“We have 17 guys that all can really play on this team, so it's really tough to scout for us,” Aronson said. “Everybody has the opportunity and the skill set to go score and make a play, and that makes us a really dangerous team, especially heading into the later months of the season.”
As seniors, both Cohen and Aronson have long settled into their roles on the
court, bringing poise and leadership even when things are not going their way.
“[One thing Head Coach Brandon] Linton preaches, that I like to preach as well, as a point guard, is really just getting set in the offense,” Cohen said.
“One of the most important things is just taking it possession by possession.”
“Whether that be rebounding the basketball, guarding, trying to be a good leader for the team, there’s always a way you can help out,” Aronson said. “If you’re not scoring the ball or doing what you want on offense, there’s always ways to help impact the team.”

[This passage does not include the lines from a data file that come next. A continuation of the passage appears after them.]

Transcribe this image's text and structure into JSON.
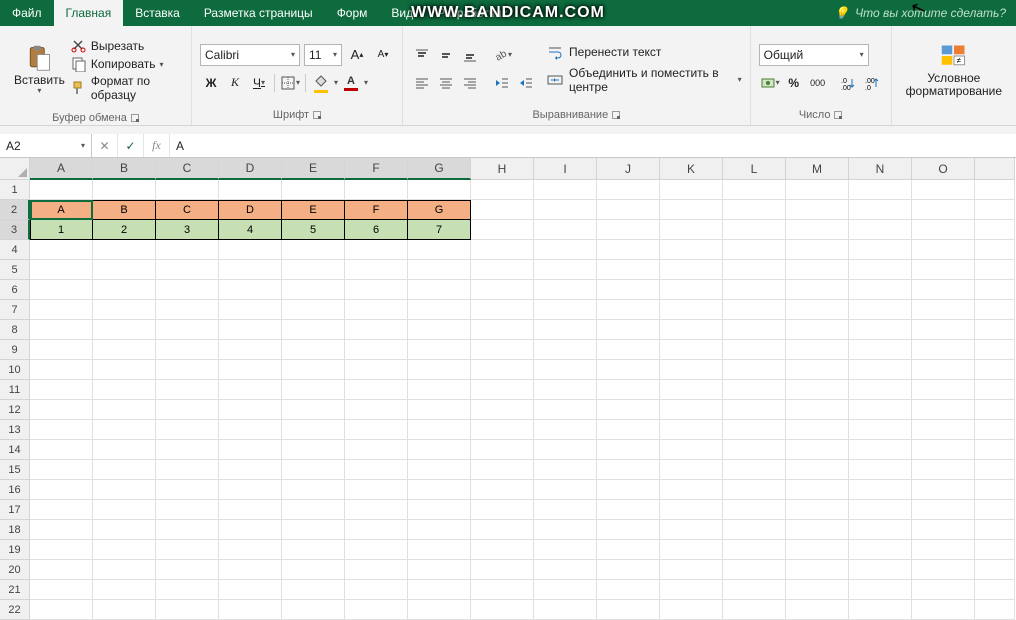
{
  "watermark": "WWW.BANDICAM.COM",
  "tabs": {
    "file": "Файл",
    "home": "Главная",
    "insert": "Вставка",
    "layout": "Разметка страницы",
    "formulas": "Форм",
    "view": "Вид",
    "developer": "Разработчик"
  },
  "tell_me": "Что вы хотите сделать?",
  "clipboard": {
    "paste": "Вставить",
    "cut": "Вырезать",
    "copy": "Копировать",
    "format": "Формат по образцу",
    "group": "Буфер обмена"
  },
  "font": {
    "name": "Calibri",
    "size": "11",
    "bold": "Ж",
    "italic": "К",
    "underline": "Ч",
    "group": "Шрифт",
    "grow": "A",
    "shrink": "A"
  },
  "alignment": {
    "wrap": "Перенести текст",
    "merge": "Объединить и поместить в центре",
    "group": "Выравнивание"
  },
  "number": {
    "format": "Общий",
    "group": "Число",
    "percent": "%",
    "comma": "000"
  },
  "cond": {
    "label": "Условное форматирование"
  },
  "fbar": {
    "ref": "A2",
    "value": "А"
  },
  "cols": [
    "A",
    "B",
    "C",
    "D",
    "E",
    "F",
    "G",
    "H",
    "I",
    "J",
    "K",
    "L",
    "M",
    "N",
    "O"
  ],
  "row2": [
    "А",
    "В",
    "С",
    "D",
    "E",
    "F",
    "G"
  ],
  "row3": [
    "1",
    "2",
    "3",
    "4",
    "5",
    "6",
    "7"
  ],
  "rowcount": 22
}
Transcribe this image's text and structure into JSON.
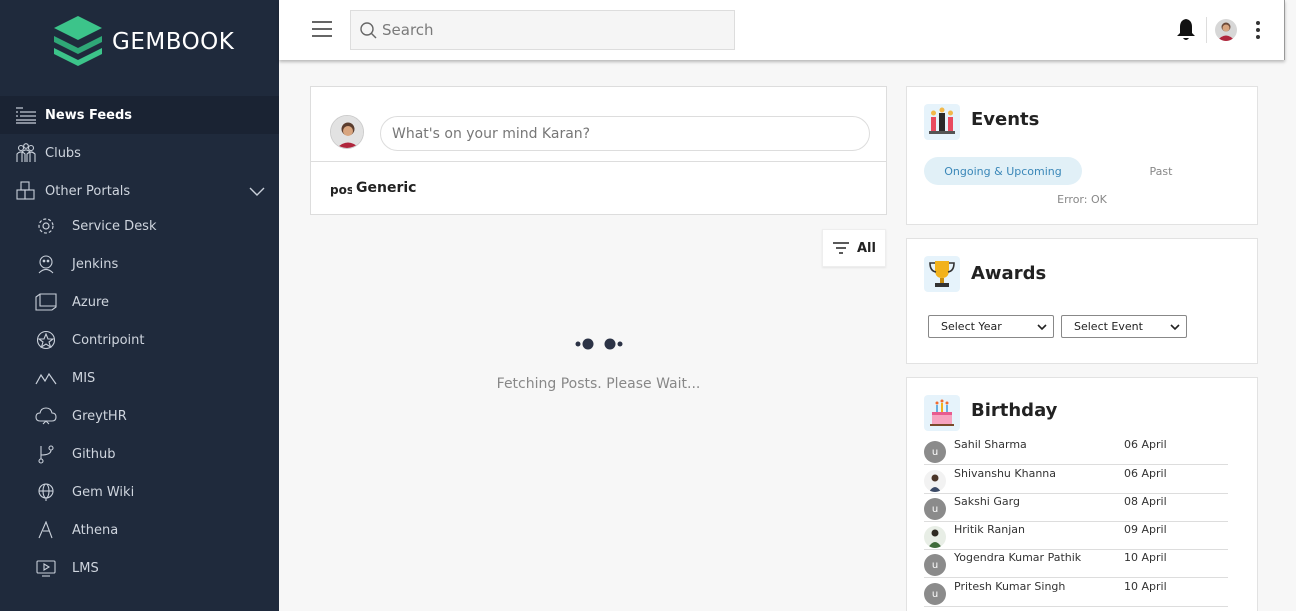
{
  "brand": {
    "name": "GEMBOOK"
  },
  "sidebar": {
    "items": [
      {
        "label": "News Feeds",
        "icon": "news-icon",
        "active": true
      },
      {
        "label": "Clubs",
        "icon": "clubs-icon"
      },
      {
        "label": "Other Portals",
        "icon": "portals-icon"
      },
      {
        "label": "Service Desk",
        "icon": "gear-icon"
      },
      {
        "label": "Jenkins",
        "icon": "jenkins-icon"
      },
      {
        "label": "Azure",
        "icon": "azure-icon"
      },
      {
        "label": "Contripoint",
        "icon": "contripoint-icon"
      },
      {
        "label": "MIS",
        "icon": "mis-icon"
      },
      {
        "label": "GreytHR",
        "icon": "cloud-icon"
      },
      {
        "label": "Github",
        "icon": "git-branch-icon"
      },
      {
        "label": "Gem Wiki",
        "icon": "globe-icon"
      },
      {
        "label": "Athena",
        "icon": "athena-icon"
      },
      {
        "label": "LMS",
        "icon": "lms-icon"
      }
    ]
  },
  "header": {
    "search_placeholder": "Search"
  },
  "composer": {
    "placeholder": "What's on your mind Karan?",
    "tab_prefix": "pos",
    "tab_label": "Generic"
  },
  "feed": {
    "filter_label": "All",
    "loading_text": "Fetching Posts. Please Wait..."
  },
  "events": {
    "title": "Events",
    "tab_active": "Ongoing & Upcoming",
    "tab_inactive": "Past",
    "error": "Error: OK"
  },
  "awards": {
    "title": "Awards",
    "year_select": "Select Year",
    "event_select": "Select Event"
  },
  "birthday": {
    "title": "Birthday",
    "rows": [
      {
        "name": "Sahil Sharma",
        "date": "06 April",
        "initial": "u",
        "photo": false
      },
      {
        "name": "Shivanshu Khanna",
        "date": "06 April",
        "initial": "",
        "photo": true
      },
      {
        "name": "Sakshi Garg",
        "date": "08 April",
        "initial": "u",
        "photo": false
      },
      {
        "name": "Hritik Ranjan",
        "date": "09 April",
        "initial": "",
        "photo": true
      },
      {
        "name": "Yogendra Kumar Pathik",
        "date": "10 April",
        "initial": "u",
        "photo": false
      },
      {
        "name": "Pritesh Kumar Singh",
        "date": "10 April",
        "initial": "u",
        "photo": false
      }
    ]
  },
  "colors": {
    "sidebar_bg": "#1f2a3c",
    "accent": "#3a87b8",
    "logo_green": "#3cc48a"
  }
}
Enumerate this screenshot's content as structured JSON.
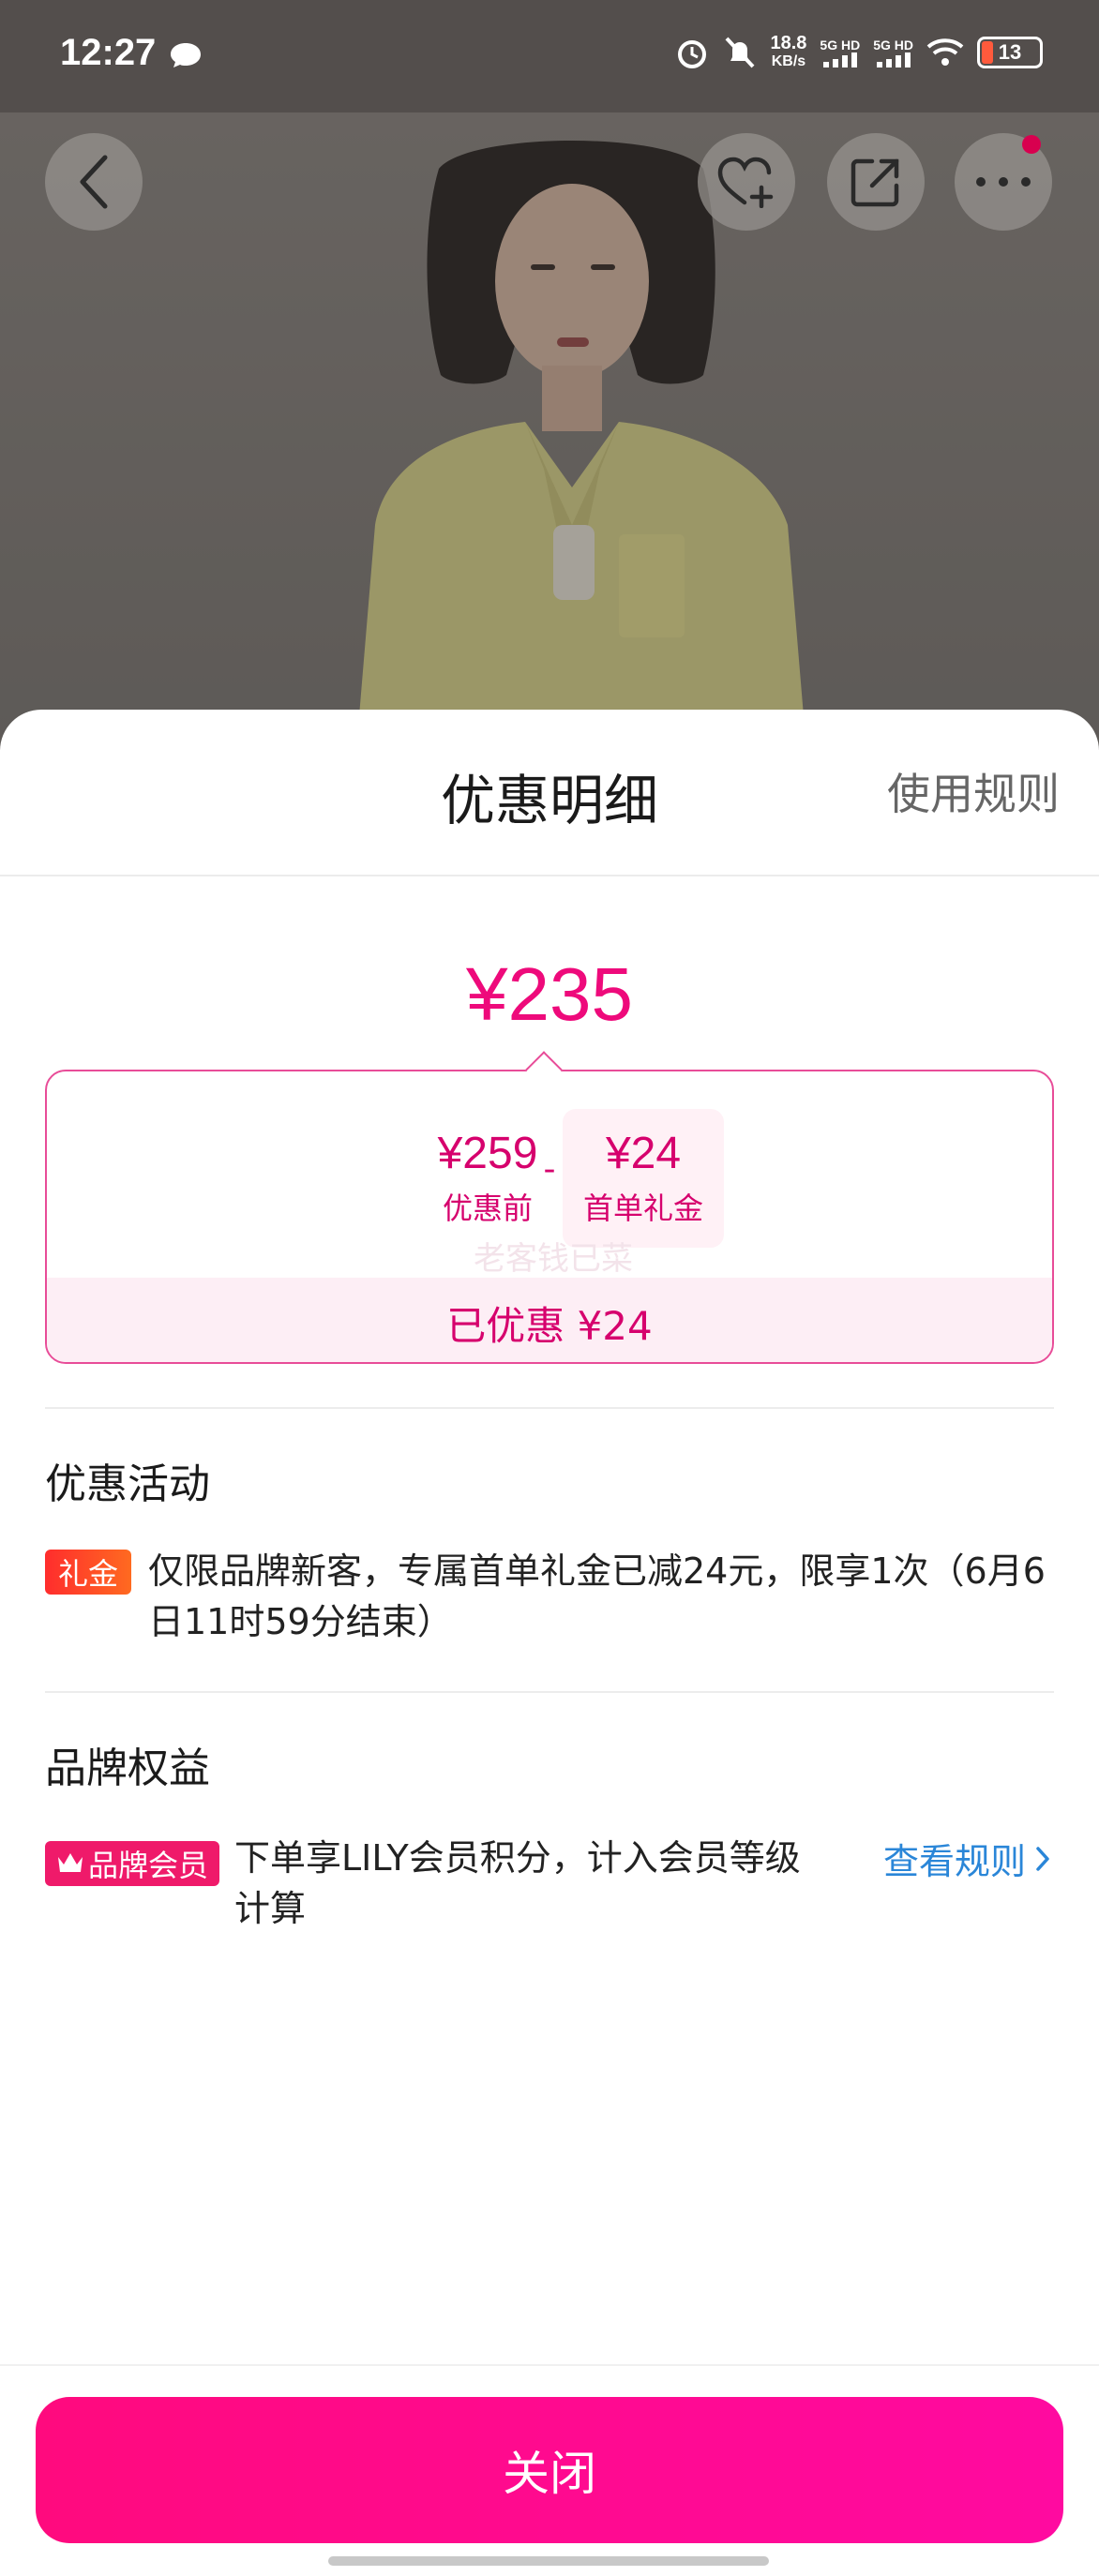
{
  "status_bar": {
    "time": "12:27",
    "net_speed_value": "18.8",
    "net_speed_unit": "KB/s",
    "sim1": "5G HD",
    "sim2": "5G HD",
    "battery": "13"
  },
  "nav": {
    "back_icon": "chevron-left-icon",
    "favorite_icon": "heart-plus-icon",
    "share_icon": "share-icon",
    "more_icon": "more-icon"
  },
  "sheet": {
    "title": "优惠明细",
    "rules_link": "使用规则",
    "final_price": "¥235",
    "original_price": "¥259",
    "original_label": "优惠前",
    "minus_sign": "-",
    "gift_amount": "¥24",
    "gift_label": "首单礼金",
    "ghost_text": "老客钱已菜",
    "saved_text": "已优惠 ¥24"
  },
  "promo_section": {
    "title": "优惠活动",
    "badge": "礼金",
    "line1": "仅限品牌新客，专属首单礼金已减24元，限享1次（6月6",
    "line2": "日11时59分结束）"
  },
  "brand_section": {
    "title": "品牌权益",
    "badge": "品牌会员",
    "line1": "下单享LILY会员积分，计入会员等级",
    "line2": "计算",
    "view_rules": "查看规则"
  },
  "footer": {
    "close_label": "关闭"
  },
  "colors": {
    "accent": "#ee0a7b",
    "link": "#2a86d8"
  }
}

Pointing to strong wins over Amherst and Hamilton after a loss to Connecticut College earlier in the season, Cohen believes the Jumbos always find a way to respond after a loss.
“We like to look at ourselves as kind of a rebound team, a bounce-back team,” Cohen said. “After the Conn. loss this year, we had two really excellent games the next weekend.”
Up next for the Jumbos are two more games on the road against conference opponents. Tufts travels to Williams on Friday before making the drive up to Vermont for a Saturday showdown against Middlebury. Both opponents are among the strongest in the NESCAC this season, with Middlebury boasting a 15–2 overall record and Williams at 16–2. Despite strong seasons from both teams, Tufts knows they have the ability to compete with any team in the league.
“In our locker room and with our inner circle, we really think that we’re still one of the teams to beat in the league, if not the team to beat,” Cohen said. “Our confidence has not wavered at all yet. We’ll be ready to go for the weekend.”